I'm currently sitting in my office looking out of my window staring at mounds of powdery snow piling up. As I sit here bundled willing the snow to melt and the sun to shine, I'm daydreaming about warmer days to come, specifically sunny days to come on my trip to Charleston, South Carolina for The Southern C Summit! Since most of us in the US have been pretty chilly lately, I thought I'd share one of my favorite spots to soak up the sun and color of Charleston.
In the middle of downtown Charleston is the perfect little oasis... As I wandered down King Street several years ago, I noticed an open iron gate that appeared to lead into a large garden. At the entrance, an inspirational quote was mounted.

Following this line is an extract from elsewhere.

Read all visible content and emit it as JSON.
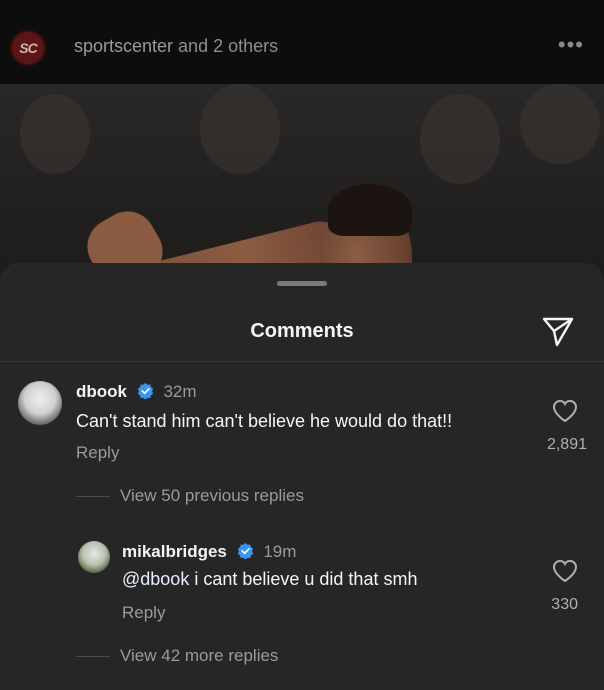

This is an odd scene in Charleston, given that most iron gates to beautiful gardens are closed because they usually lead to private gardens and homes, but this one was open and longing for visitors. I peeked through with trepidation hoping I was not trespassing. As I continued to walk the brick path, I began to see headstones surrounded by lush greenery, rose bushes, and mysterious moss hanging from low branches. After confirming that I was not invading someone's private home, I sighed with relief and meandered through the winding paths.
I discovered this was the churchyard for the Unitarian Church. A cemetery may seem like an odd place to spend time, historically cemeteries were viewed more as parks than they are today. This cemetery is so peaceful and beautiful with its serpentine paths, wild rose bushes, and wandering vines. It was the ideal place to take a respite from busy King Street. I visited this spot again last year after my busy week at The Southern C Summit and wandered through the gardens with my camera trying to capture this unique place. The photos do not do it justice.
The church itself is equally stunning. It is the oldest Unitarian church in the South and the second oldest church in downtown Charleston. Its construction began in 1772 when the congregation decided it needed more space than its Meeting Street location could provide. It was nearly complete in 1776 when the Revolutionary War began, finally being repaired and officially dedicated in 1787. The church was declared a National Historic Landmark in 1973.
I hope to sneak a peek inside one day.